Editor’s note: Beginning next week, Rose Nolen’s columns will move to Tuesday.
I’m taking advantage of the cool weather to do housekeeping chores. I’ve painted the house and am now in the process of installing new floor covering. With any luck at all, the presidential election will come and go while I’m taking care of my responsibilities.
A day trip to historic Ste. Genevieve restored my spirits, which were pretty well torn apart by all the ugliness arising out of the attempts to resurrect the activities of the Vietnam War. I had many relatives and friends who were drafted and served in that war, and by the time it ended, it seemed to me that almost everyone was opposed to it. One would have to have a memory no more than 15 minutes long to believe that it was a popular war. It was unfortunate then, and I think it is still unfortunate that some veterans took the protests against the war personally.
I cannot remember everyday Americans ever blaming low-ranking servicemen for anything having to do with the atrocities that occurred in Vietnam. In my entire life, I’ve only run across two people who were proud of what happened there. These guys are still upset with Jane Fonda’s role in the protests. You’d think it was time to let that go.
I know many who have suffered from post-traumatic stress disorder because of it. Anyone who received medals from that experience deserved them just because they were sent there on an ignoble mission, as far as I’m concerned. And anyone who was able to escape from serving should thank their lucky stars and just shut up. People who are making derogatory remarks and drawing nasty pictures of the Purple Heart should be ashamed of themselves and should be soundly and publicly reprimanded. Doing so, while at the same time claiming to support the American troops, is about as despicable as spitting in the face of families of those who serve.
It is truly unfortunate that no one in a position of authority has had the guts to draw the line on what is appropriate behavior. As one who is opposed to war on principle, I cannot imagine showing disrespect to veterans. I was fortunate many years ago, when I was reporting on a Veterans Day ceremony, to quote an old World War II veteran who said, “We never said we liked the war, only that we fought it.” Most rational people have no problem understanding that because they have the capacity to separate issues. Being opposed to war is not the same as being opposed to the people who serve in it. However, when you are dealing with these partisan fanatics and the national press supporting their views, it is virtually impossible to participate in rational discussion.
The majority of Americans, I suppose, would be opposed to the draft. I think a national debate on the subject would do a lot to unify the country. There is a question in the minds of many people as to who is out of touch with the average citizen. I suspect that many people who have sons and daughters serving in Iraq are not at all pleased with what they hear from the political parties.
All this rhetoric about fighting terrorism has to do with some individuals risking their lives while others stand on the sidelines and speak loudly. If this war is indeed not winnable in the traditional sense, as those in power have indicated, I think we ought to be seriously considering who will fight the battle. We might even reconsider our options and choose sitting down at the tables of negotiation. Like it or not, most people, I believe, would be more inclined to negotiate when their own child’s life is on the line.

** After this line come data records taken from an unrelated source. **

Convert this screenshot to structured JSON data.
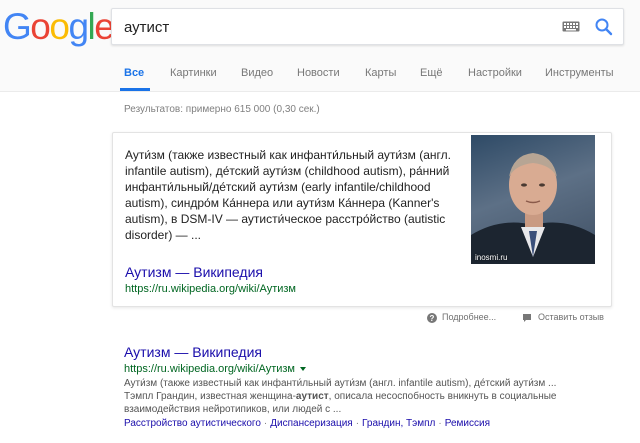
{
  "logo": {
    "letters": [
      "G",
      "o",
      "o",
      "g",
      "l",
      "e"
    ]
  },
  "search": {
    "query": "аутист"
  },
  "tabs": [
    {
      "label": "Все",
      "active": true
    },
    {
      "label": "Картинки",
      "active": false
    },
    {
      "label": "Видео",
      "active": false
    },
    {
      "label": "Новости",
      "active": false
    },
    {
      "label": "Карты",
      "active": false
    },
    {
      "label": "Ещё",
      "active": false
    },
    {
      "label": "Настройки",
      "active": false
    },
    {
      "label": "Инструменты",
      "active": false
    }
  ],
  "results_stats": "Результатов: примерно 615 000 (0,30 сек.)",
  "featured": {
    "snippet": "Аути́зм (также известный как инфанти́льный аути́зм (англ. infantile autism), де́тский аути́зм (childhood autism), ра́нний инфанти́льный/де́тский аути́зм (early infantile/childhood autism), синдро́м Ка́ннера или аути́зм Ка́ннера (Kanner's autism), в DSM-IV — аутисти́ческое расстро́йство (autistic disorder) — ...",
    "image_caption": "inosmi.ru",
    "link_title": "Аутизм — Википедия",
    "link_url": "https://ru.wikipedia.org/wiki/Аутизм"
  },
  "feedback": {
    "more": "Подробнее...",
    "report": "Оставить отзыв"
  },
  "result": {
    "title": "Аутизм — Википедия",
    "url": "https://ru.wikipedia.org/wiki/Аутизм",
    "snippet_line1": "Аути́зм (также известный как инфанти́льный аути́зм (англ. infantile autism), де́тский аути́зм ...",
    "snippet_line2_pre": "Тэмпл Грандин, известная женщина-",
    "snippet_line2_bold": "аутист",
    "snippet_line2_post": ", описала несоспобность вникнуть в социальные",
    "snippet_line3": "взаимодействия нейротипиков, или людей с ...",
    "sitelinks": [
      "Расстройство аутистического",
      "Диспансеризация",
      "Грандин, Тэмпл",
      "Ремиссия"
    ]
  },
  "colors": {
    "link": "#1a0dab",
    "url": "#006621",
    "accent": "#1a73e8"
  }
}
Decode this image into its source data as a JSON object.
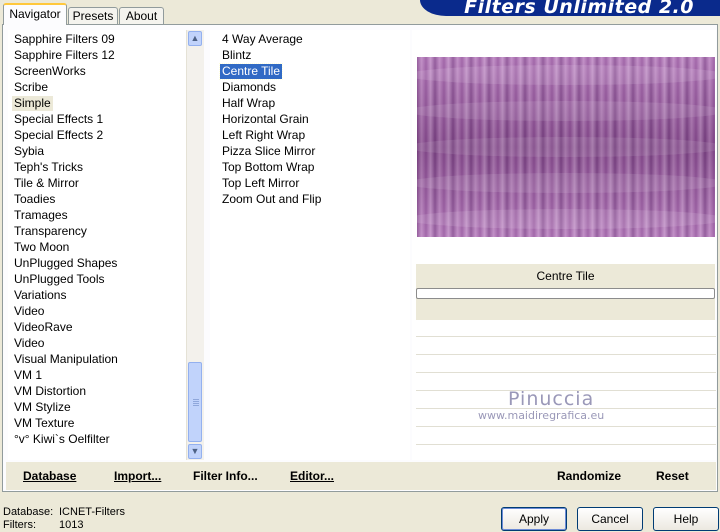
{
  "tabs": [
    {
      "label": "Navigator"
    },
    {
      "label": "Presets"
    },
    {
      "label": "About"
    }
  ],
  "banner_title": "Filters Unlimited 2.0",
  "categories": [
    "Sapphire Filters 09",
    "Sapphire Filters 12",
    "ScreenWorks",
    "Scribe",
    "Simple",
    "Special Effects 1",
    "Special Effects 2",
    "Sybia",
    "Teph's Tricks",
    "Tile & Mirror",
    "Toadies",
    "Tramages",
    "Transparency",
    "Two Moon",
    "UnPlugged Shapes",
    "UnPlugged Tools",
    "Variations",
    "Video",
    "VideoRave",
    "Video",
    "Visual Manipulation",
    "VM 1",
    "VM Distortion",
    "VM Stylize",
    "VM Texture",
    "°v° Kiwi`s Oelfilter"
  ],
  "highlighted_category": "Simple",
  "filters": [
    "4 Way Average",
    "Blintz",
    "Centre Tile",
    "Diamonds",
    "Half Wrap",
    "Horizontal Grain",
    "Left Right Wrap",
    "Pizza Slice Mirror",
    "Top Bottom Wrap",
    "Top Left Mirror",
    "Zoom Out and Flip"
  ],
  "selected_filter": "Centre Tile",
  "preview": {
    "filter_name": "Centre Tile",
    "tint_color": "#a35ca8",
    "watermark_name": "Pinuccia",
    "watermark_url": "www.maidiregrafica.eu"
  },
  "actions": {
    "database": "Database",
    "import": "Import...",
    "filter_info": "Filter Info...",
    "editor": "Editor...",
    "randomize": "Randomize",
    "reset": "Reset"
  },
  "status": {
    "database_label": "Database:",
    "database_value": "ICNET-Filters",
    "filters_label": "Filters:",
    "filters_value": "1013"
  },
  "buttons": {
    "apply": "Apply",
    "cancel": "Cancel",
    "help": "Help"
  },
  "colors": {
    "selection": "#316ac5",
    "banner": "#0a2a8c",
    "dialog_bg": "#ece9d8"
  }
}
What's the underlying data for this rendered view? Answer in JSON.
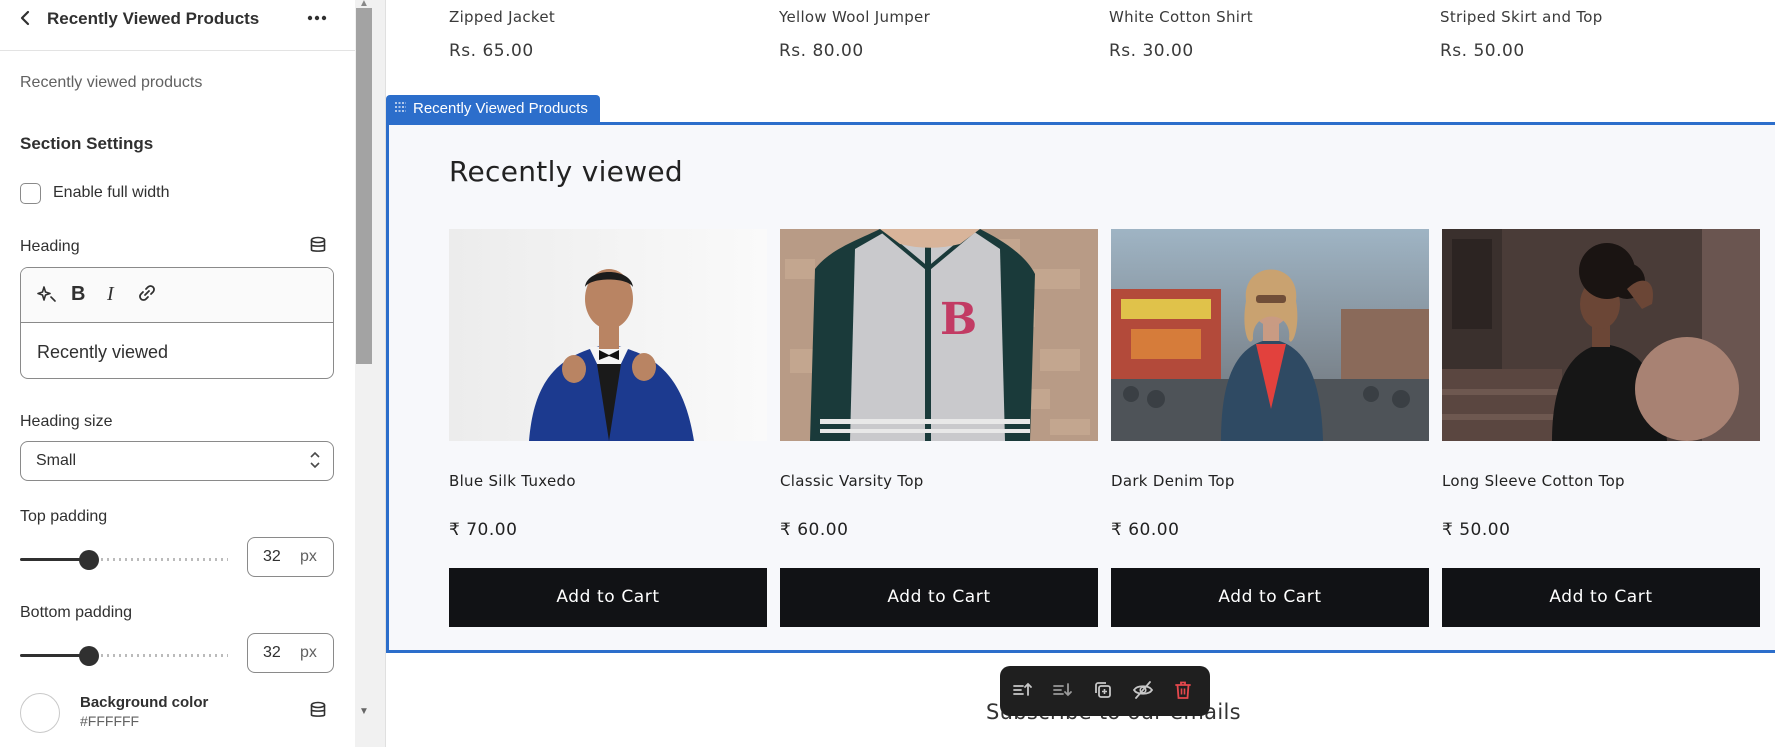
{
  "panel": {
    "title": "Recently Viewed Products",
    "subtitle": "Recently viewed products",
    "section_title": "Section Settings",
    "full_width_label": "Enable full width",
    "heading_label": "Heading",
    "heading_value": "Recently viewed",
    "heading_size_label": "Heading size",
    "heading_size_value": "Small",
    "top_padding_label": "Top padding",
    "top_padding_value": "32",
    "bottom_padding_label": "Bottom padding",
    "bottom_padding_value": "32",
    "unit": "px",
    "bg_color_label": "Background color",
    "bg_color_value": "#FFFFFF",
    "full_width_checked": false,
    "top_padding_slider_fraction": 0.33,
    "bottom_padding_slider_fraction": 0.33
  },
  "preview": {
    "top_products": [
      {
        "name": "Zipped Jacket",
        "price": "Rs. 65.00"
      },
      {
        "name": "Yellow Wool Jumper",
        "price": "Rs. 80.00"
      },
      {
        "name": "White Cotton Shirt",
        "price": "Rs. 30.00"
      },
      {
        "name": "Striped Skirt and Top",
        "price": "Rs. 50.00"
      }
    ],
    "section_tag": "Recently Viewed Products",
    "section_heading": "Recently viewed",
    "products": [
      {
        "name": "Blue Silk Tuxedo",
        "price": "₹ 70.00",
        "button": "Add to Cart"
      },
      {
        "name": "Classic Varsity Top",
        "price": "₹ 60.00",
        "button": "Add to Cart"
      },
      {
        "name": "Dark Denim Top",
        "price": "₹ 60.00",
        "button": "Add to Cart"
      },
      {
        "name": "Long Sleeve Cotton Top",
        "price": "₹ 50.00",
        "button": "Add to Cart"
      }
    ],
    "next_section_heading": "Subscribe to our emails"
  },
  "colors": {
    "accent": "#2c6ecb",
    "button": "#111215",
    "delete": "#e5484d"
  }
}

This is just one of many issues on the table. The economy is another. I have adjusted to the fact that the state of the economy depends on the economic class a speaker represents. In most respects, we live in two countries — the country of the rich and the country of the poor. Folks who still find room to debate that point of view are plainly out of touch with financial reality. Obviously, whoever is elected president has to choose to represent one group or the other. It’s too late for anyone to even think of representing both. That’s the consequence of dividing the country. We no longer share borders.
So frankly, I needed the break from thinking about this mess. Exploring the remains of the colonial period in Missouri offered a pleasant departure from what is passing and failing as political discourse. I appreciated the gracious old homes and the comfortable ambiance of strolling through the old town with its marvelous landmarks from times gone by. A few moments’ pause on the banks of the mighty Mississippi will keep me company on the long winter nights to come.
Before winter comes to call, I think I’ll plan a few more of these trips. Something tells me I’m going to need all the spiritual nourishment I can get to make it to next spring. Here’s hoping.
You can join the conversation with Rose M. Nolen by calling at 882-5734 or e-mailing her at firstname.lastname@example.org.